As Canadians prepare to observe Remembrance Day, some military personnel, veterans and their families say they feel forgotten amid the complicated transition from the Public Service Health Care Plan (PSHCP) to Canada Life.
The Winnipeg-based insurance company took over Sun Life’s plan on July 1. The plan provides medical and drug coverage to approximately 1.7 million federal public servants and retirees, their spouses and dependents.
However, despite assurances of a smooth transition, thousands of PSHCP members have been denied coverage without notice or reason, and many have described frustrating experiences trying to regain their benefits.
In some cases, PSHCP members who have not been able to resume their coverage have been forced to pay out of pocket for necessary medications, treatments and medical supplies.
Some say they face the difficult choice between paying for their prescriptions or paying for groceries.
It’s causing a lot of emotional distress, a lot of financial distress; It is very difficult.– Lindsay Walker, wife of a CAF veteran
A significant portion of the people covered by the PSHCP who have reached out to share their experiences with CBC are members of the Canadian Armed Forces (CAF), veterans and their families.
Our Begging for Benefits series featured some of their stories.
Canada Life has since resolved some of those cases and says it is working hard to reduce the pending cases.
Earlier this week, The company launched a “process of escalating urgent needs” to help PSHCP members facing especially desperate circumstances.
Veteran’s wife denied coverage
Among those still fighting is the Walker family of Ottawa.
Paul Walker, 36, was medically discharged from the CAF in February after a 13-year career as a signals operator.
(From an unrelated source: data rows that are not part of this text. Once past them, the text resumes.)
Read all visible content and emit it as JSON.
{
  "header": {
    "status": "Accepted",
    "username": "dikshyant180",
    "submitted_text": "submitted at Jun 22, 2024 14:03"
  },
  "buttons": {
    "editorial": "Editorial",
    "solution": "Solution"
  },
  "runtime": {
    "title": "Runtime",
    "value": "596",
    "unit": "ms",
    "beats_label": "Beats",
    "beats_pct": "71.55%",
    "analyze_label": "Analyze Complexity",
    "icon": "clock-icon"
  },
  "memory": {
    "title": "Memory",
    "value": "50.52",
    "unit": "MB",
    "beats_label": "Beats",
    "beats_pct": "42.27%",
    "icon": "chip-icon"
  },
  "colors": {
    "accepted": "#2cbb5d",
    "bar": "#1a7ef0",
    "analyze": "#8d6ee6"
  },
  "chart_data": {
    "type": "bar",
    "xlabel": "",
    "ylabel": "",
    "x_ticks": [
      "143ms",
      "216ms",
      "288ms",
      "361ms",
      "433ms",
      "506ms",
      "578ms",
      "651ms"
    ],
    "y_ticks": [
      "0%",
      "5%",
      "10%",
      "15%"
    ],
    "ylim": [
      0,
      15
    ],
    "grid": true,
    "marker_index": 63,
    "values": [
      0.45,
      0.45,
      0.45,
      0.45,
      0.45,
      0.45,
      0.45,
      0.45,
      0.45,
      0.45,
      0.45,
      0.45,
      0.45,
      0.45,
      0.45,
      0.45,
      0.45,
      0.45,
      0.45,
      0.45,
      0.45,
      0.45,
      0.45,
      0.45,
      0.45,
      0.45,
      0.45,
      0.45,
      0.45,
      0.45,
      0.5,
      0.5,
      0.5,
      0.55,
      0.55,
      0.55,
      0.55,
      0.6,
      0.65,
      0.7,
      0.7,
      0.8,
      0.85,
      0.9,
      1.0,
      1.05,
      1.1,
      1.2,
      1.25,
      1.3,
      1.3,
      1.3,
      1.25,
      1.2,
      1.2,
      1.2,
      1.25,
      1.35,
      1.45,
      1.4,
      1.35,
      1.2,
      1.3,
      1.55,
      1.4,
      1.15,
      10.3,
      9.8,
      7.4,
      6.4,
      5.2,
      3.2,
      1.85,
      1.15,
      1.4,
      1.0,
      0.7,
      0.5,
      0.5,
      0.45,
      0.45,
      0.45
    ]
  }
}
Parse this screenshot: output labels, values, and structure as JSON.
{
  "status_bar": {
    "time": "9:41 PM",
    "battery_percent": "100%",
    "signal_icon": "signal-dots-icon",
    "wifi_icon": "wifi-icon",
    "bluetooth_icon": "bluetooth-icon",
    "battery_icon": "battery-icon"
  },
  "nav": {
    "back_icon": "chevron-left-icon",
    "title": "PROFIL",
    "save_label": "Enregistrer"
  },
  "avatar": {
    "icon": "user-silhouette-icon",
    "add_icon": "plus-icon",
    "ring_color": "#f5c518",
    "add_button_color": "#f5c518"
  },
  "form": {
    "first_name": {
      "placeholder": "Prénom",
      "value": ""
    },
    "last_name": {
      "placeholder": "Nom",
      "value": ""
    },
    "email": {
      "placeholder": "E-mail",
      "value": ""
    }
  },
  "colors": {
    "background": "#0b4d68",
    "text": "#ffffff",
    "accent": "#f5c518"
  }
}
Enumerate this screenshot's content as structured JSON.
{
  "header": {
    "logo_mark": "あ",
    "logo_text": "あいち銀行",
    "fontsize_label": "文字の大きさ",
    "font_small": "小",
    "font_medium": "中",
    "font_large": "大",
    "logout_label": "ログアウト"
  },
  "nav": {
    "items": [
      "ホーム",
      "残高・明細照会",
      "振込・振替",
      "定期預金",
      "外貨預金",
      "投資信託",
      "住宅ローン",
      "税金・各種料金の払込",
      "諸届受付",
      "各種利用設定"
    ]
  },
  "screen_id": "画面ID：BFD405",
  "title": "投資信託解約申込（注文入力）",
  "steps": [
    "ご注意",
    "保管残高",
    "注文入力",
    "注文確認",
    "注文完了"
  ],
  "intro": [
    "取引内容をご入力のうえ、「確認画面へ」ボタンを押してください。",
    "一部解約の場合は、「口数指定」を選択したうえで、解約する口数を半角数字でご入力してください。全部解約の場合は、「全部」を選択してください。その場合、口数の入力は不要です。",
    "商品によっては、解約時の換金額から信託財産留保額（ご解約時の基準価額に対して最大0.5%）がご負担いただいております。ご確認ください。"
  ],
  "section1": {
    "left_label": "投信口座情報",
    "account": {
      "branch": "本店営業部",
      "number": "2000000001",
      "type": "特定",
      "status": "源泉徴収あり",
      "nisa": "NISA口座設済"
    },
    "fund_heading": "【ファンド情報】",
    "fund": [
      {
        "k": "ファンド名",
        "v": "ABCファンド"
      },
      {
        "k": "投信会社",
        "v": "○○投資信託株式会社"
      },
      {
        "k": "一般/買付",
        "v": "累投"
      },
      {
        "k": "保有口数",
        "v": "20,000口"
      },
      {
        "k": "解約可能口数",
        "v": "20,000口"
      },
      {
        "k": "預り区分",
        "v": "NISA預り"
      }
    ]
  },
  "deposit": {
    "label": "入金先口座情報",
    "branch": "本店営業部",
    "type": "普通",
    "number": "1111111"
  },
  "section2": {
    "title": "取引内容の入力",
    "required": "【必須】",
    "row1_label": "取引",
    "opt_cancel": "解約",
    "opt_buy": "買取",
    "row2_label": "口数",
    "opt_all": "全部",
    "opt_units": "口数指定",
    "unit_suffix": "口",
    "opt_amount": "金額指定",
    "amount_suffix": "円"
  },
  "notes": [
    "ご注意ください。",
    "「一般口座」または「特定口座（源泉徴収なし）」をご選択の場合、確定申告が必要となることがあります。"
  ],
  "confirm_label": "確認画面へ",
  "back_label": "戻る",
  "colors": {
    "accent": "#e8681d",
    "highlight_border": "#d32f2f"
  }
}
His wife Lindsay Walker, 33, was permanently disabled in a traffic collision in June 2019. As a result of the accident, she developed a functional neurological disorder and a condition known as “drop foot,” a weakness or paralysis of the muscles necessary to lift objects. the foot.
He was later diagnosed with a second rare condition called complex regional pain syndrome (CRPS) in his right leg and foot.
Your treatment plan includes intensive physical therapy, chiropractic care, massage therapy, and weekly nerve block injections. He is also on a waiting list for a device called a spinal cord stimulator that uses an electrical current to distract the brain from pain signals caused by his condition.
“I’m hopeful about it,” Walker told CBC earlier this week. “It has been a long journey living with CRPS and it is a very debilitating condition, just with very high levels of intense and constant pain.”
Currently, Walker’s medications cost between $800 and $1,000 a month. Until recently, everything was covered by her husband’s health insurance plan.
However, when she went to fill her prescriptions on October 23, her pharmacist had bad news for her.
“It just came in as ‘coverage done,’ with no answers,” Walker said.
Despite spending hours on hold and speaking with several Canada Life agents over the next few days, neither Walker nor her husband were able to discover why their benefits had been suddenly cut.
“Everything was correct, but they couldn’t give us an explanation as to why it had been cancelled, simply that nothing was happening,” he said.
There were promises to escalate the case and find a solution, but that never materialized. An officer gave the couple a contact number that turned out to be a Veterans Affairs Canada (VAC) helpline, but the department was also unable to help resolve their situation.
Thanks to a sympathetic pharmacist, Walker has enough medication to keep her symptoms at bay until next week, but then she fears the bounty will run out and pain will take over.
“We are in a situation where we cannot pay between $800 and $1,000 out of pocket each month for these medications and at the same time be able to pay our other monthly expenses, such as the mortgage and utilities,” he said.
“It’s causing a lot of emotional and financial distress; it’s very difficult.”
Some emergency help available
The Walkers, who have an eight-year-old daughter with autism, are now looking for emergency grants or loans to help their situation.
VAC veterans emergency fund provides financial support to veterans and their families who “are facing an unforeseen financial emergency that threatens their health and well-being,” the department said in an email to CBC.
Among the essential items covered by the fund are medical expenses. As of Thursday, VAC had received two requests for emergency financial assistance related to the PSHCP change. Both were approved.
According to VAC, the department “continues to monitor Veterans Emergency Fund approvals related to the transition to Canada Life from July 2023.”
Neither the Department of National Defense (DND) nor the CAF currently provide similar emergency assistance.
In an email, DND said public servants and CAF members have the right to file coverage appeals and claims through the established process identified by the Public Service Health Care Plan.
A spokesperson for the Royal Canadian Legion said that while it has heard from some members who have been denied benefits under the PSHCP, the poppy background remains your primary source of emergency assistance for veterans.
According to the Treasury Board Secretariat, some 44,000 active CAF members, including reservists, and another 91,000 retired members are currently covered by the PSHCP. Their dependents who are also eligible for plan benefits number nearly 150,000.
Together, military members, veterans and their families represent approximately 17 per cent of all Canadians covered by the PSHCP.